> [WORK TO BE COMPLETED]:
Where a line of the data holds the word "kind", copy that line.

[Element data from apps and pages]
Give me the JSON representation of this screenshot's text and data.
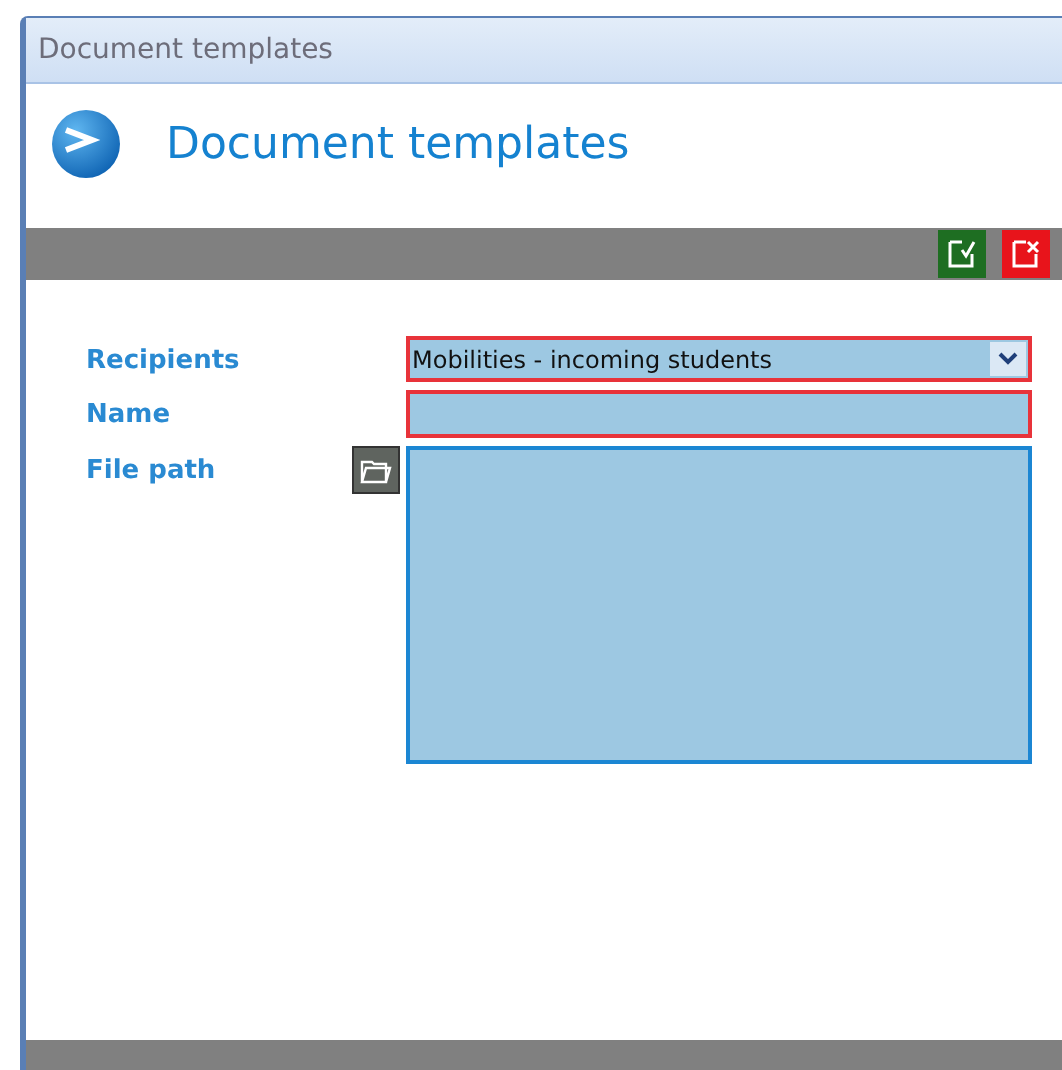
{
  "window": {
    "title": "Document templates"
  },
  "header": {
    "title": "Document templates"
  },
  "toolbar": {
    "buttons": [
      {
        "kind": "confirm"
      },
      {
        "kind": "cancel"
      }
    ]
  },
  "fields": [
    {
      "label": "Recipients",
      "kind": "dropdown",
      "value": "Mobilities - incoming students",
      "required": true
    },
    {
      "label": "Name",
      "kind": "text",
      "required": true
    },
    {
      "label": "File path",
      "kind": "file",
      "required": false
    }
  ]
}
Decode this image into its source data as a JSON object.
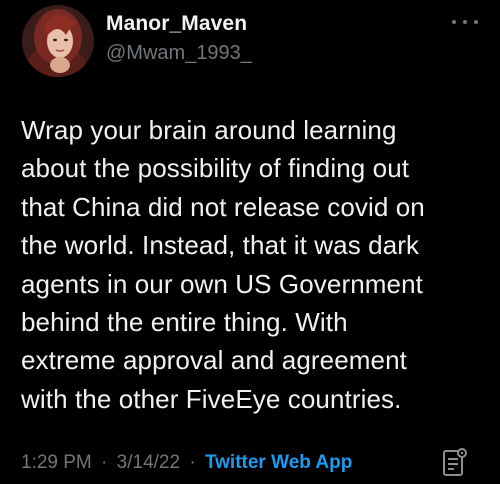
{
  "author": {
    "display_name": "Manor_Maven",
    "handle": "@Mwam_1993_",
    "avatar_icon": "profile-photo"
  },
  "tweet": {
    "text_lines": [
      "Wrap your brain around learning",
      "about the possibility of finding out",
      "that China did not release covid on",
      "the world. Instead, that it was dark",
      "agents in our own US Government",
      "behind the entire thing. With",
      "extreme approval and agreement",
      "with the other FiveEye  countries."
    ]
  },
  "meta": {
    "time": "1:29 PM",
    "separator": "·",
    "date": "3/14/22",
    "source": "Twitter Web App"
  },
  "icons": {
    "more": "more-options-icon",
    "analytics": "analytics-icon"
  },
  "colors": {
    "background": "#000000",
    "text": "#e7e9ea",
    "secondary": "#71767b",
    "accent": "#1d9bf0"
  }
}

> [SOLUTION FOR THIS TASK]:
        "kind": "confirm"
        "kind": "cancel"
      "kind": "dropdown",
      "kind": "text",
      "kind": "file",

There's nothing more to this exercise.